Wielding blaster pistols, piloting futuristic vehicles and, to her occasional chagrin, wearing strange hairdos and a revealing metal bikini, she reprised the role in three more films — “The Empire Strikes Back” in 1980, “Return of the Jedi” in 1983 and, 32 years later, “Star Wars: The Force Awakens,” by which time Leia had become a hard-bitten general.
Winning the admiration of countless fans, Ms. Fisher never played Leia as helpless. She had the toughness to escape the clutches of the monstrous gangster Jabba the Hutt and the tenderness to tell Han Solo, as he is about to be frozen in carbonite, “I love you.” (Solo, played by Harrison Ford, caddishly replies, “I know.”)
SHOCK … GROWING PAINS DAD HAS PASSED AWAY …
Alan Thicke, Canadian singer, songwriter and actor who is best remembered for his role as the dad, Dr. Jason Seaver, on the television 80′s sitcom “Growing Pains,” died Tuesday after an apparent heart attack. He was just 69. According to TMZ, Thicke was playing hockey with his son around 11 AM when he started having chest pain, then got nauseous and vomited. The ambulance picked him up around 11:30 and took him to the hospital. He is survived by his 3 sons, Robin, Brennan and Carter and his wife, Tanya. What a shame, I grew up watching the Growing Pains. Rest in Peace, Alan Thicke.

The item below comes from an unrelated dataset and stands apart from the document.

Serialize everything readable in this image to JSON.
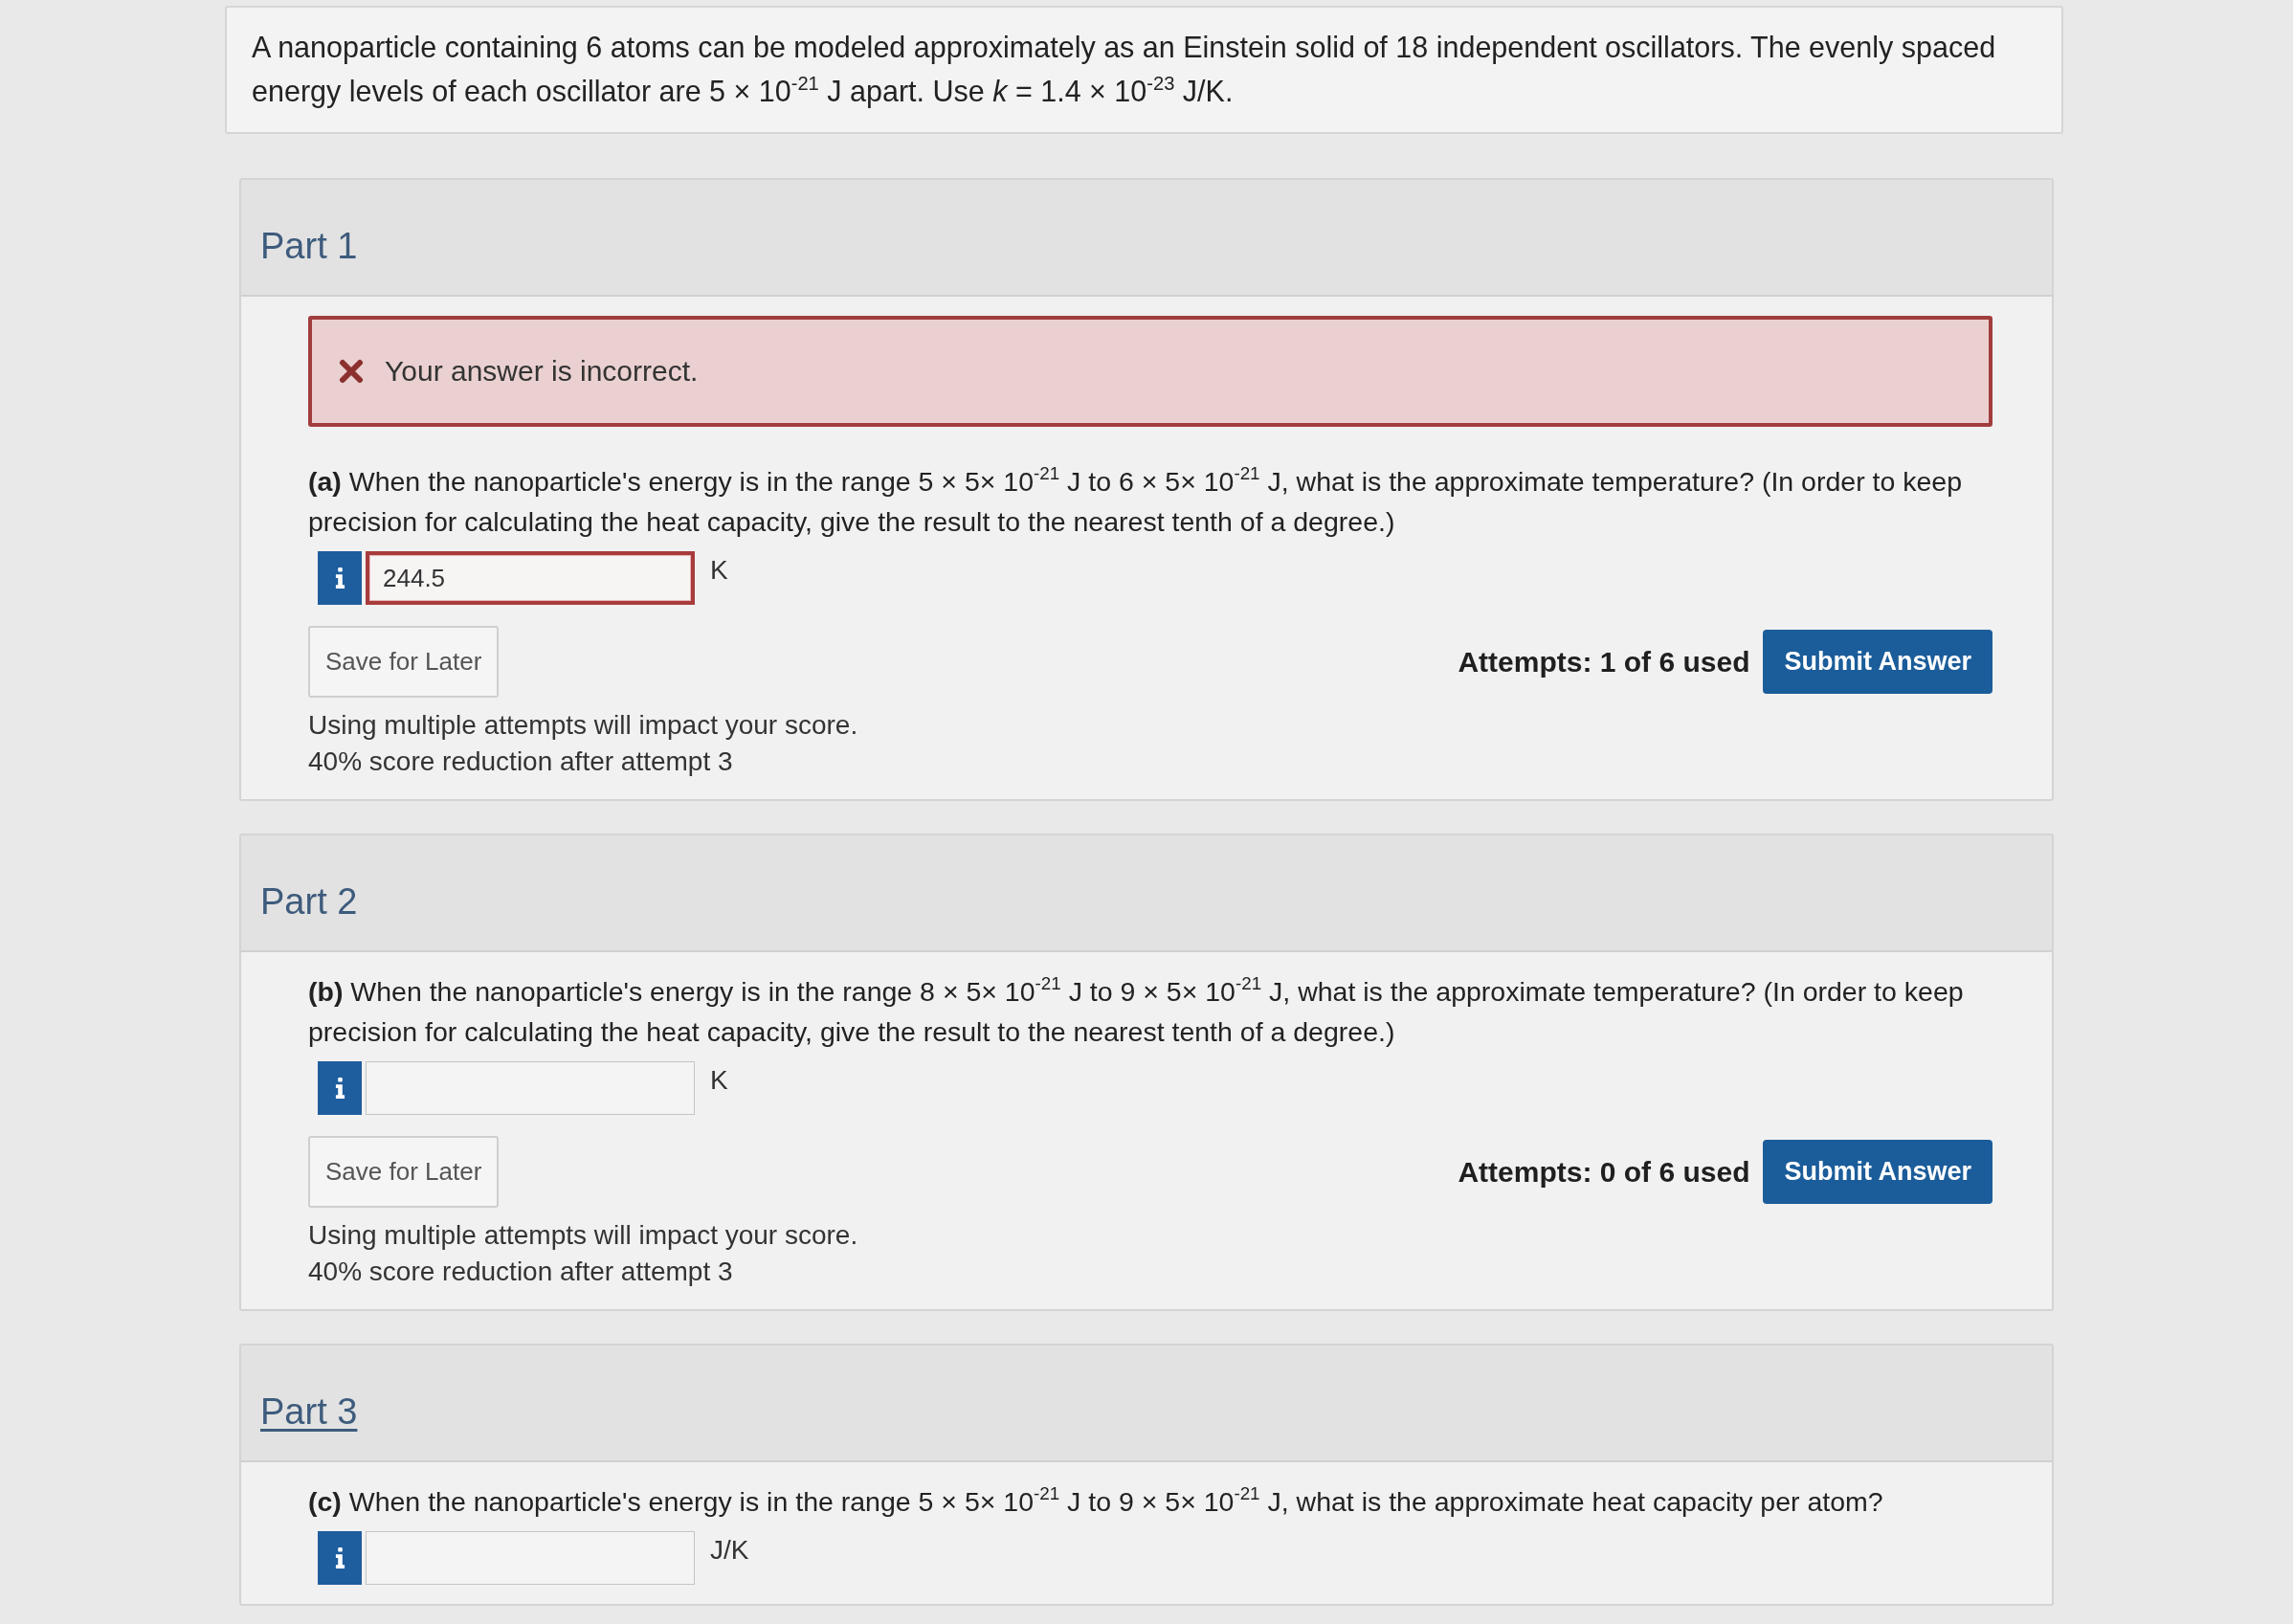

Alan Thicke, a Canadian singer, songwriter and actor best remembered for his portrayal of a father who was the ultimate suburban middlebrow dispenser of advice to his children on the television sitcom “Growing Pains,” died on Tuesday. He was 69.
His death was confirmed by the talent agent Nigel Mikoski, who represented Mr. Thicke. He died of a heart attack, Carleen Donovan, a publicist for one of his sons, the singer and songwriter Robin Thicke, said in an email.
Mr. Thicke had a genial warmth that he projected across all of his television work, most memorably on “Growing Pains,” which ran from 1985 to 1992. He played a psychiatrist, Dr. Jason Seaver, a classic 1980s formulation of the reassuring father, and solved everyone’s problems with a warm homily by the end of each 30-minute episode.
Mr. Thicke displayed a diversity of talents that included songwriting. He wrote the theme songs for numerous game shows, including “The Joker’s Wild,” “Celebrity Sweepstakes” and the original “Wheel of Fortune,” and he most memorably co-wrote the themes for “Diff’rent Strokes” and “The Facts of Life” with Al Burton and Gloria Loring, his first wife and the mother of Robin Thicke.
Alan Thicke on parenting from NBC News.
Sadly, the deranged LEFT cannot even let people pass on and provide respect without bringing out their insanity. Some day these people will get a clue, then again. Maybe not.